Wednesday, October 20, 2010

40 after 40: Mahshid G. and Hooman S.


Like many new immigrants, Mahshid G. and Hooman S. faced their share of challenges when they came to Canada from Iran in 2007.

They had no family or friends in their new country. Despite their education (both are medical doctors), they had no job prospects. At the same time, Mahshid was pregnant with the couple’s son.

“When I look back at that time, I feel like we did an impossible thing,” recalls Hooman. “When we came here, everything is new: the country, the language. Even things like grocery shopping and banking are difficult.”

“It was hard to go from a high level in your society to a situation where you are jobless,” said Mahshid. “It’s worth it in the end, because it’s a better life here for us.”


A lot has changed since then. Shortly after coming to Canada, they discovered the Training Group at Douglas College Skills Connect for Immigrants Program, which helps new Canadians find employment in their field of expertise. Today, they are among 18 new Canadians who are starting medical residencies in B.C. through the Ministry of Health’s International Medical Graduates of British Columbia Program. Hooman heads into a five year orthopedic surgery residency, while Mahshid is working in family medicine for two years.

“Skills Connect was a huge help for both of us,” added Mahshid. “When we began the exams that are part of the licensing process for international medical grads, I was so busy studying and taking care of our baby son that I couldn’t take a job. The program helped pay a portion of the costs of our exams and helped me access a child care subsidy, which allowed us to focus on our studies.”
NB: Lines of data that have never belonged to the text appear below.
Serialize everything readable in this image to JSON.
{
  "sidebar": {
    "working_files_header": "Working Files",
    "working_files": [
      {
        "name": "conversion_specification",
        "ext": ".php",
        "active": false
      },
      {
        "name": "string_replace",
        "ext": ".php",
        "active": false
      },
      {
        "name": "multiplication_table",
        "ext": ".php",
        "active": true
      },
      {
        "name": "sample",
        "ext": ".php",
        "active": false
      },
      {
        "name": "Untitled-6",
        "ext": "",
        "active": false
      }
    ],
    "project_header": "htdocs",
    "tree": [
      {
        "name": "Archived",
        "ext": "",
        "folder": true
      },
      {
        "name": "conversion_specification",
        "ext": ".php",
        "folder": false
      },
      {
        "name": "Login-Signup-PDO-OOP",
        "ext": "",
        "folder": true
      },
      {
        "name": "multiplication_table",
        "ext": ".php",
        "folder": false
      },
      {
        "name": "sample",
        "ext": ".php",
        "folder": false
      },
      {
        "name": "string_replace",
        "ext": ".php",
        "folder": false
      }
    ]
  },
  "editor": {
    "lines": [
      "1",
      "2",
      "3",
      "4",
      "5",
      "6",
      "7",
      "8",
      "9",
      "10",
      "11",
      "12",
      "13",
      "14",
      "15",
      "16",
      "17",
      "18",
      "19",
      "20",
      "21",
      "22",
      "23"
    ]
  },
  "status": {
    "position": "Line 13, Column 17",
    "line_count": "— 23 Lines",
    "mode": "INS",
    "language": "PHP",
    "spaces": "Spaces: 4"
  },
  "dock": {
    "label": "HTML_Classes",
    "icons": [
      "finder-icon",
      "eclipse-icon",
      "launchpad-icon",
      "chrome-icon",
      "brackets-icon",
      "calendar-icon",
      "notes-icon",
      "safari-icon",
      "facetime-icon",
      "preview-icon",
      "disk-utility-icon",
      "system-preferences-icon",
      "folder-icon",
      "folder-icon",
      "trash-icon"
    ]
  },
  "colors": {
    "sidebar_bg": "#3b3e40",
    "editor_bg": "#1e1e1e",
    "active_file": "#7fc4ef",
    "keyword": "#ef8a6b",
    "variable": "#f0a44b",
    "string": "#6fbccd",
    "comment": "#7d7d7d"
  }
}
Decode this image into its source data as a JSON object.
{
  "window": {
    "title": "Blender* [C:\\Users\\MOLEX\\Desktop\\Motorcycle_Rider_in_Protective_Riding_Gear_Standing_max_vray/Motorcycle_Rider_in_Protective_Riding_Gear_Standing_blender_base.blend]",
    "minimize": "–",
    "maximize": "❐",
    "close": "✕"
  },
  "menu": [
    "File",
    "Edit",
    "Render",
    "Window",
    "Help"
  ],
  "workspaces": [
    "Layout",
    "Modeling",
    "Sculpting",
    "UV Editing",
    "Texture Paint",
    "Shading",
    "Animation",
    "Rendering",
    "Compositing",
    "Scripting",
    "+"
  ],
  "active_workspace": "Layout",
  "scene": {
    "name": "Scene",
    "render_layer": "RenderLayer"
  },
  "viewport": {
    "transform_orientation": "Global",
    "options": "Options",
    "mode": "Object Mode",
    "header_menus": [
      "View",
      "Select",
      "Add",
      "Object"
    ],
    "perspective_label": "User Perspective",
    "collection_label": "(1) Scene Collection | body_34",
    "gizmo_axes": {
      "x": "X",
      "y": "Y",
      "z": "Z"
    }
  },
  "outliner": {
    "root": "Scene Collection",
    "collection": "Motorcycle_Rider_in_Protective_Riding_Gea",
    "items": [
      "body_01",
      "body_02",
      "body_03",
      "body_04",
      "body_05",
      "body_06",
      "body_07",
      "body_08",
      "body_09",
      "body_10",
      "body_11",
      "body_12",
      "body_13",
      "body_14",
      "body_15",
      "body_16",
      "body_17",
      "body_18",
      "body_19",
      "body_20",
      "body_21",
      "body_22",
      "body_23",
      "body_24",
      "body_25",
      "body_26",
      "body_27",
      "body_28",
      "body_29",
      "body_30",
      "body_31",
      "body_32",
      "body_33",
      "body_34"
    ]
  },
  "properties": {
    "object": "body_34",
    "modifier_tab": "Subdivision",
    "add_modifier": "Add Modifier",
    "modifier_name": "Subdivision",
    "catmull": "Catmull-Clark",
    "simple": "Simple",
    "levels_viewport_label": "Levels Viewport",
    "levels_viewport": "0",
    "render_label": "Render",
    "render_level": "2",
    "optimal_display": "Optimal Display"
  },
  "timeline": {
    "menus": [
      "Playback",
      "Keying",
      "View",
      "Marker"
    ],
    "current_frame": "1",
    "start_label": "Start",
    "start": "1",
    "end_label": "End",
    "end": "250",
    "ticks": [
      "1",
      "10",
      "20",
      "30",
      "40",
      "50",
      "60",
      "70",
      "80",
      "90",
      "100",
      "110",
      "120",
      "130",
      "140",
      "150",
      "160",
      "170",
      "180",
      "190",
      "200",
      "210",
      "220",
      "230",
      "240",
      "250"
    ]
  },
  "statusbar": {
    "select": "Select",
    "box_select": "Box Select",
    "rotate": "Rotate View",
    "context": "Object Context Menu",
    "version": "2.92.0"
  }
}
“We spent a lot of time with our counselors doing mock interviews and learning things like how to dress for interviews and how to shake hands, things that seem simple but were very important for us to learn,” she adds. “They were very experienced and helpful and always ready to help us find a suitable job.”

The couple say they understand the difficulties many other skilled immigrants face when it comes to finding appropriate employment, but recognize that many of these challenges come with the territory.

“It’s frustrating at first, but when you enter the system you can understand how different the society and cultures are and you need to learn those differences,” said Hooman. “It can be difficult, but if you work hard, the opportunity to be successful will open up for you. We’re very grateful to Canada and its people for giving us this opportunity.”

40 after 40 is a series showcasing our amazing grads and employees in celebration of our 40th anniversary. Check back every Wednesday and Friday for another inspiring story. See more about our 40th on our Anniversary page.